Summa Catechetica, "Neque enim quaero intelligere ut credam, sed credo ut intelligam." – St Anselm, "Let your religion be less of a theory, and more of a love affair." -G.K. Chesterton, "I want a laity, not arrogant, not rash in speech, not disputatious, but men and women who know their religion, who enter into it, who know just where they stand, who know what they hold and what they do not, and who know their creed so well that they can give an account of it."- Bl John Henry Newman, Cong. Orat., "Encounter, not confrontation; attraction, not promotion; dialogue, not debate." -cf Pope Francis, “You will not see anyone who is really striving after his advancement who is not given to spiritual reading. And as to him who neglects it, the fact will soon be observed by his progress.” -St Athanasius, "To convert someone, go and take them by the hand and guide them." -St Thomas Aquinas, OP. 1 saint ruins ALL the cynicism in Hell & on Earth. “When we pray we talk to God; when we read God talks to us…All spiritual growth comes from reading and reflection.” -St Isidore of Seville, “Also in some meditations today I earnestly asked our Lord to watch over my compositions that they might do me no harm through the enmity or imprudence of any man or my own; that He would have them as His own and employ or not employ them as He should see fit. And this I believe is heard.” -GM Hopkins, SJ, "Only God knows the good that can come about by reading one good Catholic book." — St. John Bosco, "Why don't you try explaining it to them?" – cf St Peter Canisius, SJ, Doctor of the Church, Doctor of the Catechism, "Already I was coming to appreciate that often apologetics consists of offering theological eye glasses of varying prescriptions to an inquirer. Only one prescription will give him clear sight; all the others will give him at best indistinct sight.

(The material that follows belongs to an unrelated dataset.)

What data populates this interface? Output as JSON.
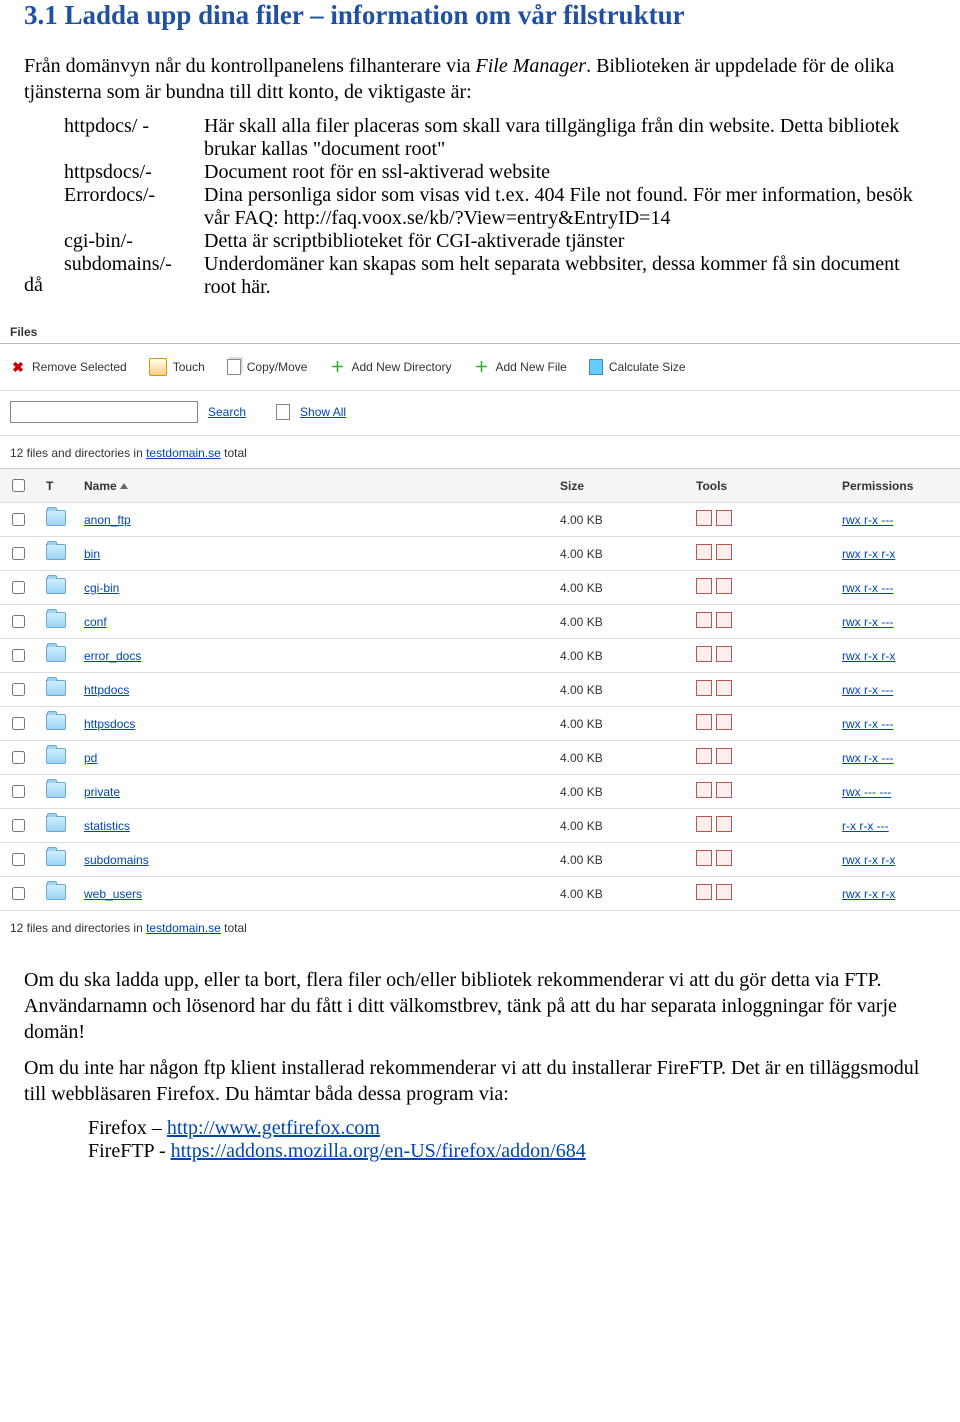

What you want him to see—some particular truth of the Faith—will remain fuzzy to him until you come across theological eye glasses that precisely compensate for his particular defect of vision." -Karl Keating, "The more perfectly we know God, the more perfectly we love Him." -St Thomas Aquinas, OP, ST, I-II,67,6 ad 3, “But always when I was without a book, my soul would at once become disturbed, and my thoughts wandered." —St. Teresa of Avila, "Let those who think I have said too little and those who think I have said too much, forgive me; and let those who think I have said just enough thank God with me." –St. Augustine, "Without good books and spiritual reading, it will be morally impossible to save our souls." —St. Alphonsus Liguori "Never read books you aren't sure about. . . even supposing that these bad books are very well written from a literary point of view. Let me ask you this: Would you drink something you knew was poisoned just because it was offered to you in a golden cup?" -St. John Bosco " To teach in order to lead others to faith is the task of every preacher and of each believer." —St. Thomas Aquinas, OP